Don't go "there." Examples of content we won't publish or link to: Anything pornographic, threatening, obscene, defamatory, or abusive; hate speech; anything that encourages illegal or discriminatory conduct; anything containing potentially offensive generalizations about a group of people; anything that promotes online gambling sites; anything that infringes on the rights of a third party; anything that constitutes or encourages cyber-bullying. This list is not exhaustive. (We recognize that many of these descriptors are necessarily subjective, but in order to maintain a library of great content that’s safe for all Web readers, we will apply these standards at our sole discretion, as necessary.)

Don’t rant. We welcome your authentic personal perspective, but we ask you to avoid using an extremely negative tone. Criticism should be thoughtful and measured, should make clear distinctions between opinion and fact, and should cite sources when appropriate. If you just need to vent, your personal blog is a more suitable venue. Never let frustration lead you to factually misrepresent any individual, product, business, service, or other entity.

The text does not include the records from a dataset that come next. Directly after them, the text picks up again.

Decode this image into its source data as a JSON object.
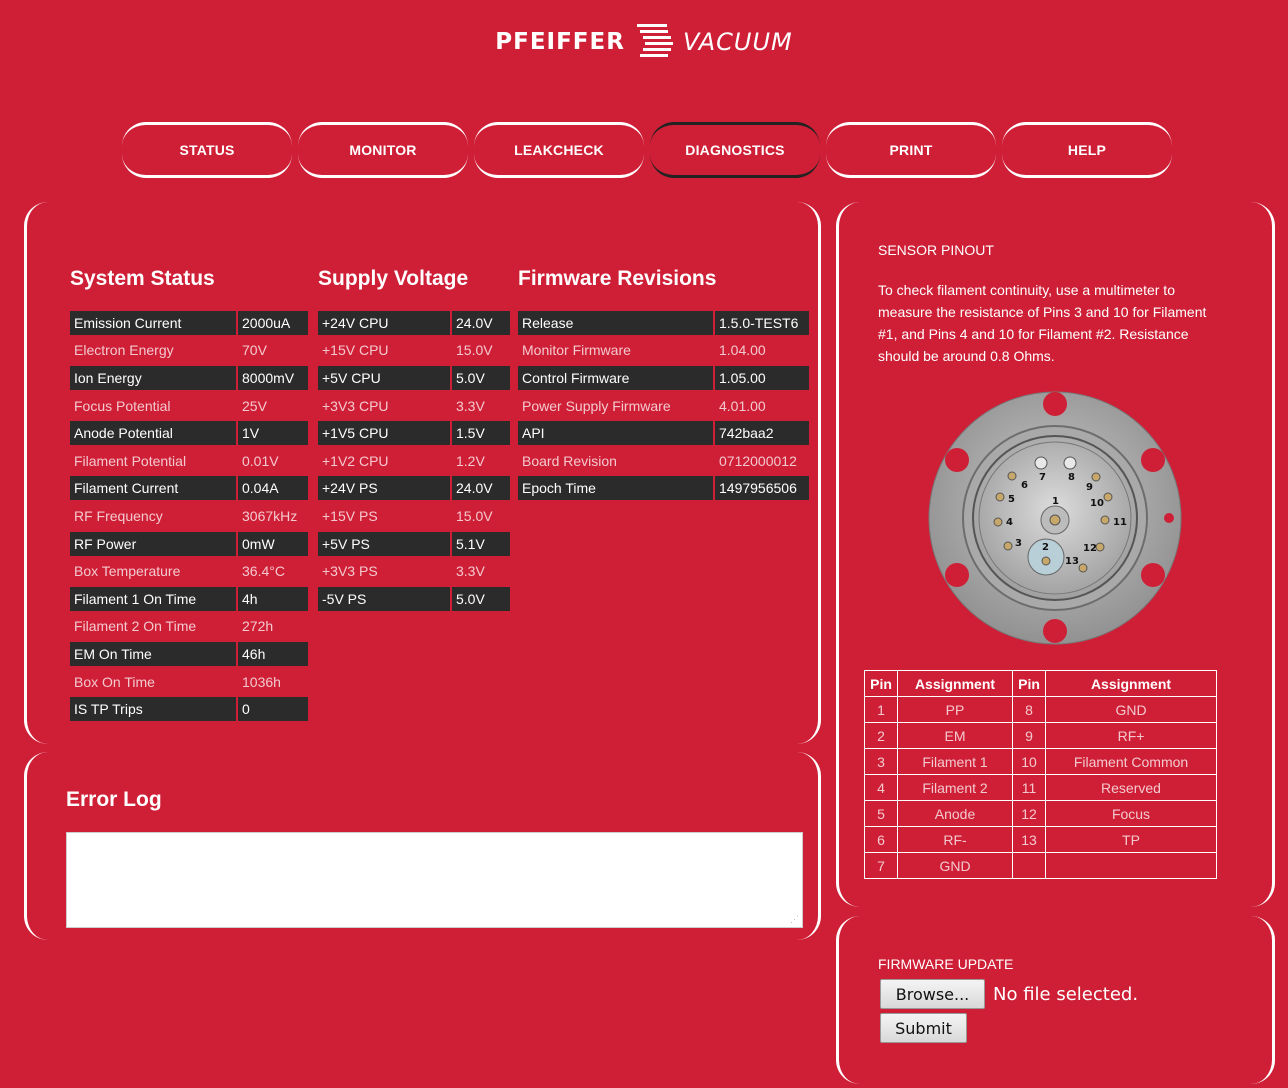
{
  "logo": {
    "brand": "PFEIFFER",
    "sub": "VACUUM"
  },
  "nav": [
    {
      "label": "STATUS",
      "active": false
    },
    {
      "label": "MONITOR",
      "active": false
    },
    {
      "label": "LEAKCHECK",
      "active": false
    },
    {
      "label": "DIAGNOSTICS",
      "active": true
    },
    {
      "label": "PRINT",
      "active": false
    },
    {
      "label": "HELP",
      "active": false
    }
  ],
  "system_status": {
    "title": "System Status",
    "rows": [
      {
        "k": "Emission Current",
        "v": "2000uA"
      },
      {
        "k": "Electron Energy",
        "v": "70V"
      },
      {
        "k": "Ion Energy",
        "v": "8000mV"
      },
      {
        "k": "Focus Potential",
        "v": "25V"
      },
      {
        "k": "Anode Potential",
        "v": "1V"
      },
      {
        "k": "Filament Potential",
        "v": "0.01V"
      },
      {
        "k": "Filament Current",
        "v": "0.04A"
      },
      {
        "k": "RF Frequency",
        "v": "3067kHz"
      },
      {
        "k": "RF Power",
        "v": "0mW"
      },
      {
        "k": "Box Temperature",
        "v": "36.4°C"
      },
      {
        "k": "Filament 1 On Time",
        "v": "4h"
      },
      {
        "k": "Filament 2 On Time",
        "v": "272h"
      },
      {
        "k": "EM On Time",
        "v": "46h"
      },
      {
        "k": "Box On Time",
        "v": "1036h"
      },
      {
        "k": "IS TP Trips",
        "v": "0"
      }
    ]
  },
  "supply_voltage": {
    "title": "Supply Voltage",
    "rows": [
      {
        "k": "+24V CPU",
        "v": "24.0V"
      },
      {
        "k": "+15V CPU",
        "v": "15.0V"
      },
      {
        "k": "+5V CPU",
        "v": "5.0V"
      },
      {
        "k": "+3V3 CPU",
        "v": "3.3V"
      },
      {
        "k": "+1V5 CPU",
        "v": "1.5V"
      },
      {
        "k": "+1V2 CPU",
        "v": "1.2V"
      },
      {
        "k": "+24V PS",
        "v": "24.0V"
      },
      {
        "k": "+15V PS",
        "v": "15.0V"
      },
      {
        "k": "+5V PS",
        "v": "5.1V"
      },
      {
        "k": "+3V3 PS",
        "v": "3.3V"
      },
      {
        "k": "-5V PS",
        "v": "5.0V"
      }
    ]
  },
  "firmware": {
    "title": "Firmware Revisions",
    "rows": [
      {
        "k": "Release",
        "v": "1.5.0-TEST6"
      },
      {
        "k": "Monitor Firmware",
        "v": "1.04.00"
      },
      {
        "k": "Control Firmware",
        "v": "1.05.00"
      },
      {
        "k": "Power Supply Firmware",
        "v": "4.01.00"
      },
      {
        "k": "API",
        "v": "742baa2"
      },
      {
        "k": "Board Revision",
        "v": "0712000012"
      },
      {
        "k": "Epoch Time",
        "v": "1497956506"
      }
    ]
  },
  "sensor": {
    "title": "SENSOR PINOUT",
    "text": "To check filament continuity, use a multimeter to measure the resistance of Pins 3 and 10 for Filament #1, and Pins 4 and 10 for Filament #2. Resistance should be around 0.8 Ohms.",
    "pin_labels": [
      "1",
      "2",
      "3",
      "4",
      "5",
      "6",
      "7",
      "8",
      "9",
      "10",
      "11",
      "12",
      "13"
    ]
  },
  "pin_table": {
    "headers": [
      "Pin",
      "Assignment",
      "Pin",
      "Assignment"
    ],
    "rows": [
      [
        "1",
        "PP",
        "8",
        "GND"
      ],
      [
        "2",
        "EM",
        "9",
        "RF+"
      ],
      [
        "3",
        "Filament 1",
        "10",
        "Filament Common"
      ],
      [
        "4",
        "Filament 2",
        "11",
        "Reserved"
      ],
      [
        "5",
        "Anode",
        "12",
        "Focus"
      ],
      [
        "6",
        "RF-",
        "13",
        "TP"
      ],
      [
        "7",
        "GND",
        "",
        ""
      ]
    ]
  },
  "error_log": {
    "title": "Error Log",
    "value": ""
  },
  "firmware_update": {
    "title": "FIRMWARE UPDATE",
    "browse_label": "Browse...",
    "no_file": "No file selected.",
    "submit_label": "Submit"
  }
}
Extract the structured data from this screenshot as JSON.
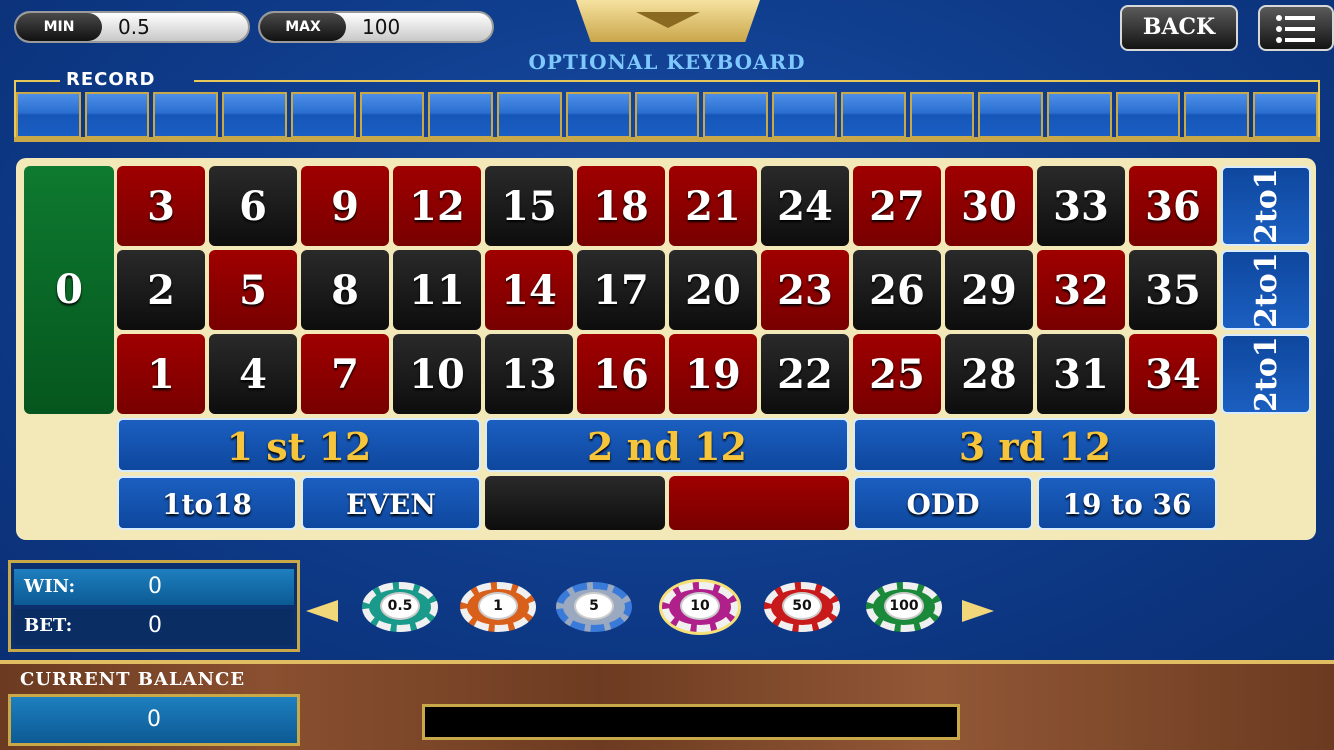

On the off chance I didn't include a relevant reason for the rejection based on the editor's remarks, click the hyperlink above and read the entire thing. I did. I still don't see it.

2 comments:

Who Am I? said...

While I agree with you on this since I also do not like book banning, I think the tone justifies the ranting comment. The remark about Mormons is potentially offensive. Since I can't compare this with anything, I can't say you ranted more than usual so I can't speak to that.

Anyway, that's my two cents about why they probably didn't publish it. This isn't a commentary on the content or your viewpoint.

c nadeau said...

Then I guess verifiable reality is offensive to yahoo since the hyperlink clearly shows the claims are justified. I guess that's why they're shutting down at the end of the month.